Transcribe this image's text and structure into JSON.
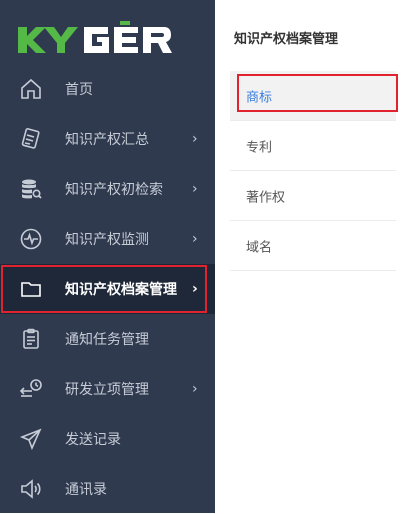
{
  "brand": {
    "logo_text": "KYGER",
    "logo_colors": {
      "ky": "#54b947",
      "ger": "#ffffff"
    }
  },
  "sidebar": {
    "items": [
      {
        "label": "首页",
        "icon": "home-icon",
        "has_arrow": false
      },
      {
        "label": "知识产权汇总",
        "icon": "document-pen-icon",
        "has_arrow": true
      },
      {
        "label": "知识产权初检索",
        "icon": "database-search-icon",
        "has_arrow": true
      },
      {
        "label": "知识产权监测",
        "icon": "pulse-monitor-icon",
        "has_arrow": true
      },
      {
        "label": "知识产权档案管理",
        "icon": "folder-icon",
        "has_arrow": true,
        "active": true
      },
      {
        "label": "通知任务管理",
        "icon": "clipboard-icon",
        "has_arrow": false
      },
      {
        "label": "研发立项管理",
        "icon": "schedule-icon",
        "has_arrow": true
      },
      {
        "label": "发送记录",
        "icon": "send-icon",
        "has_arrow": false
      },
      {
        "label": "通讯录",
        "icon": "speaker-icon",
        "has_arrow": false
      }
    ],
    "arrow": "›"
  },
  "panel": {
    "title": "知识产权档案管理",
    "items": [
      {
        "label": "商标",
        "selected": true
      },
      {
        "label": "专利"
      },
      {
        "label": "著作权"
      },
      {
        "label": "域名"
      }
    ]
  },
  "colors": {
    "sidebar_bg": "#2f3a4f",
    "active_bg": "#1f2838",
    "highlight_border": "#e0232e",
    "selected_text": "#3b7ddd"
  }
}
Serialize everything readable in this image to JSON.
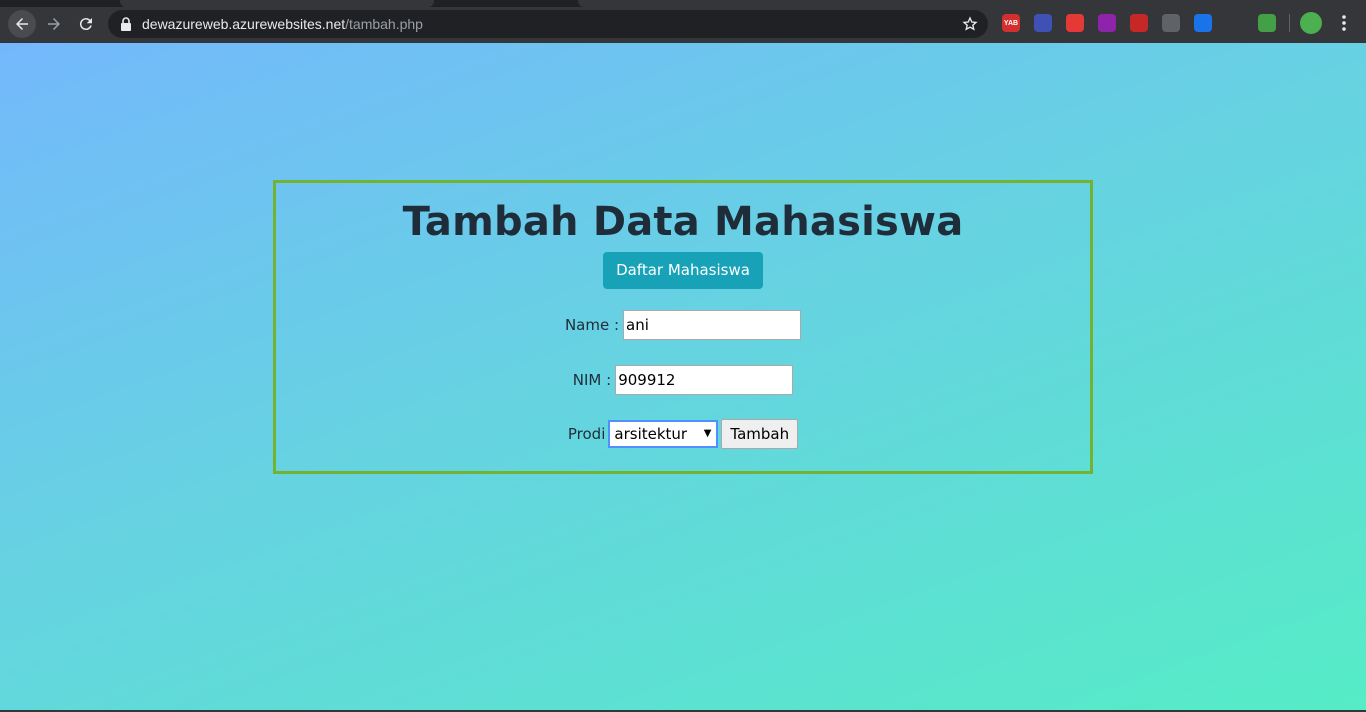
{
  "browser": {
    "url_host": "dewazureweb.azurewebsites.net",
    "url_path": "/tambah.php",
    "extensions": [
      {
        "icon": "yab-icon",
        "label": "YAB",
        "color": "#d32f2f"
      },
      {
        "icon": "circle-ext-icon",
        "label": "",
        "color": "#3f51b5"
      },
      {
        "icon": "shield-ext-icon",
        "label": "",
        "color": "#e53935"
      },
      {
        "icon": "instagram-ext-icon",
        "label": "",
        "color": "#8e24aa"
      },
      {
        "icon": "fast-forward-ext-icon",
        "label": "",
        "color": "#c62828"
      },
      {
        "icon": "glasses-ext-icon",
        "label": "",
        "color": "#5f6368"
      },
      {
        "icon": "translate-ext-icon",
        "label": "",
        "color": "#1a73e8"
      },
      {
        "icon": "react-ext-icon",
        "label": "",
        "color": "#35363a"
      },
      {
        "icon": "leaf-ext-icon",
        "label": "",
        "color": "#43a047"
      }
    ]
  },
  "page": {
    "title": "Tambah Data Mahasiswa",
    "list_button": "Daftar Mahasiswa",
    "name_label": "Name :",
    "name_value": "ani",
    "nim_label": "NIM :",
    "nim_value": "909912",
    "prodi_label": "Prodi",
    "prodi_value": "arsitektur",
    "submit_label": "Tambah"
  }
}
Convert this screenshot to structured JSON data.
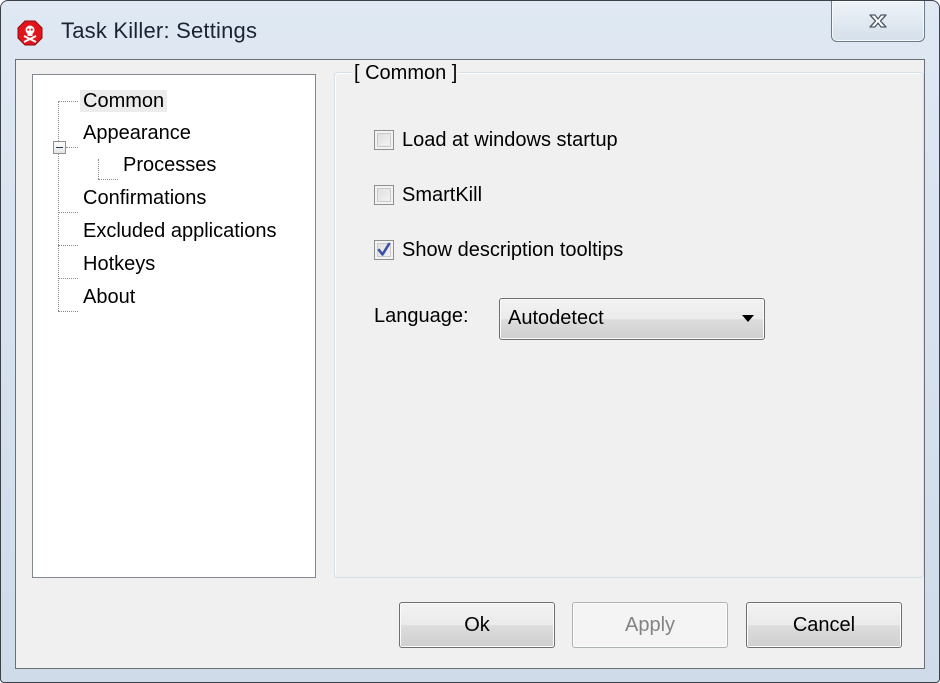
{
  "window": {
    "title": "Task Killer: Settings",
    "app_icon": "skull-stop-icon",
    "close_icon": "close-icon"
  },
  "tree": {
    "items": [
      {
        "label": "Common",
        "level": 0,
        "selected": true
      },
      {
        "label": "Appearance",
        "level": 0,
        "expanded": true
      },
      {
        "label": "Processes",
        "level": 1
      },
      {
        "label": "Confirmations",
        "level": 0
      },
      {
        "label": "Excluded applications",
        "level": 0
      },
      {
        "label": "Hotkeys",
        "level": 0
      },
      {
        "label": "About",
        "level": 0
      }
    ]
  },
  "panel": {
    "legend": "[ Common ]",
    "options": [
      {
        "label": "Load at windows startup",
        "checked": false
      },
      {
        "label": "SmartKill",
        "checked": false
      },
      {
        "label": "Show description tooltips",
        "checked": true
      }
    ],
    "language": {
      "label": "Language:",
      "value": "Autodetect"
    }
  },
  "buttons": {
    "ok": "Ok",
    "apply": "Apply",
    "apply_enabled": false,
    "cancel": "Cancel"
  },
  "colors": {
    "icon_red": "#e0161c",
    "check_blue": "#3a4fa8"
  }
}
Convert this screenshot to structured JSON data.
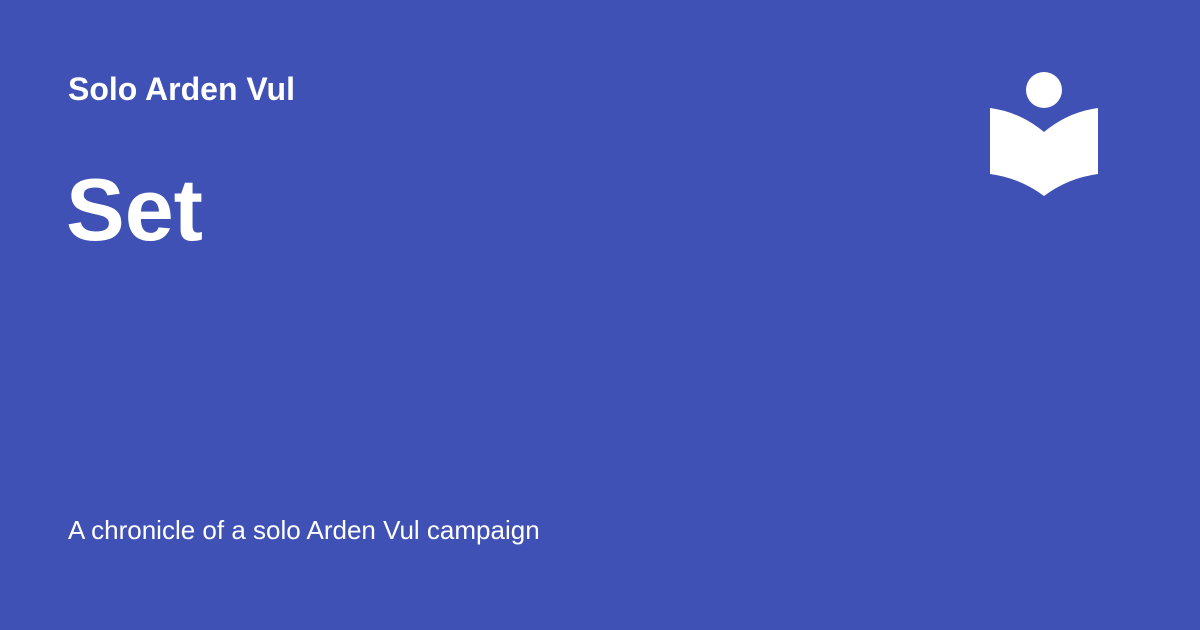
{
  "site": {
    "name": "Solo Arden Vul"
  },
  "page": {
    "title": "Set",
    "description": "A chronicle of a solo Arden Vul campaign"
  },
  "logo": {
    "icon": "reader-book-icon"
  },
  "colors": {
    "background": "#3f51b5",
    "foreground": "#ffffff"
  }
}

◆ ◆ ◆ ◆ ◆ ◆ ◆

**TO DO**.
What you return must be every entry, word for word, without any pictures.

**OUTPUT FOR THIS TASK**.
Transcribe this image's text and structure into JSON.
{
  "brand": {
    "logo_text": "KYGER",
    "logo_colors": {
      "ky": "#54b947",
      "ger": "#ffffff"
    }
  },
  "sidebar": {
    "items": [
      {
        "label": "首页",
        "icon": "home-icon",
        "has_arrow": false
      },
      {
        "label": "知识产权汇总",
        "icon": "document-pen-icon",
        "has_arrow": true
      },
      {
        "label": "知识产权初检索",
        "icon": "database-search-icon",
        "has_arrow": true
      },
      {
        "label": "知识产权监测",
        "icon": "pulse-monitor-icon",
        "has_arrow": true
      },
      {
        "label": "知识产权档案管理",
        "icon": "folder-icon",
        "has_arrow": true,
        "active": true
      },
      {
        "label": "通知任务管理",
        "icon": "clipboard-icon",
        "has_arrow": false
      },
      {
        "label": "研发立项管理",
        "icon": "schedule-icon",
        "has_arrow": true
      },
      {
        "label": "发送记录",
        "icon": "send-icon",
        "has_arrow": false
      },
      {
        "label": "通讯录",
        "icon": "speaker-icon",
        "has_arrow": false
      }
    ],
    "arrow": "›"
  },
  "panel": {
    "title": "知识产权档案管理",
    "items": [
      {
        "label": "商标",
        "selected": true
      },
      {
        "label": "专利"
      },
      {
        "label": "著作权"
      },
      {
        "label": "域名"
      }
    ]
  },
  "colors": {
    "sidebar_bg": "#2f3a4f",
    "active_bg": "#1f2838",
    "highlight_border": "#e0232e",
    "selected_text": "#3b7ddd"
  }
}
Serialize everything readable in this image to JSON.
{
  "browser": {
    "url_host": "dewazureweb.azurewebsites.net",
    "url_path": "/tambah.php",
    "extensions": [
      {
        "icon": "yab-icon",
        "label": "YAB",
        "color": "#d32f2f"
      },
      {
        "icon": "circle-ext-icon",
        "label": "",
        "color": "#3f51b5"
      },
      {
        "icon": "shield-ext-icon",
        "label": "",
        "color": "#e53935"
      },
      {
        "icon": "instagram-ext-icon",
        "label": "",
        "color": "#8e24aa"
      },
      {
        "icon": "fast-forward-ext-icon",
        "label": "",
        "color": "#c62828"
      },
      {
        "icon": "glasses-ext-icon",
        "label": "",
        "color": "#5f6368"
      },
      {
        "icon": "translate-ext-icon",
        "label": "",
        "color": "#1a73e8"
      },
      {
        "icon": "react-ext-icon",
        "label": "",
        "color": "#35363a"
      },
      {
        "icon": "leaf-ext-icon",
        "label": "",
        "color": "#43a047"
      }
    ]
  },
  "page": {
    "title": "Tambah Data Mahasiswa",
    "list_button": "Daftar Mahasiswa",
    "name_label": "Name :",
    "name_value": "ani",
    "nim_label": "NIM :",
    "nim_value": "909912",
    "prodi_label": "Prodi",
    "prodi_value": "arsitektur",
    "submit_label": "Tambah"
  }
}
Convert this screenshot to structured JSON data.
{
  "window": {
    "title": "Task Killer: Settings",
    "app_icon": "skull-stop-icon",
    "close_icon": "close-icon"
  },
  "tree": {
    "items": [
      {
        "label": "Common",
        "level": 0,
        "selected": true
      },
      {
        "label": "Appearance",
        "level": 0,
        "expanded": true
      },
      {
        "label": "Processes",
        "level": 1
      },
      {
        "label": "Confirmations",
        "level": 0
      },
      {
        "label": "Excluded applications",
        "level": 0
      },
      {
        "label": "Hotkeys",
        "level": 0
      },
      {
        "label": "About",
        "level": 0
      }
    ]
  },
  "panel": {
    "legend": "[ Common ]",
    "options": [
      {
        "label": "Load at windows startup",
        "checked": false
      },
      {
        "label": "SmartKill",
        "checked": false
      },
      {
        "label": "Show description tooltips",
        "checked": true
      }
    ],
    "language": {
      "label": "Language:",
      "value": "Autodetect"
    }
  },
  "buttons": {
    "ok": "Ok",
    "apply": "Apply",
    "apply_enabled": false,
    "cancel": "Cancel"
  },
  "colors": {
    "icon_red": "#e0161c",
    "check_blue": "#3a4fa8"
  }
}
Convert this screenshot to structured JSON data.
{
  "site": {
    "name": "Solo Arden Vul"
  },
  "page": {
    "title": "Set",
    "description": "A chronicle of a solo Arden Vul campaign"
  },
  "logo": {
    "icon": "reader-book-icon"
  },
  "colors": {
    "background": "#3f51b5",
    "foreground": "#ffffff"
  }
}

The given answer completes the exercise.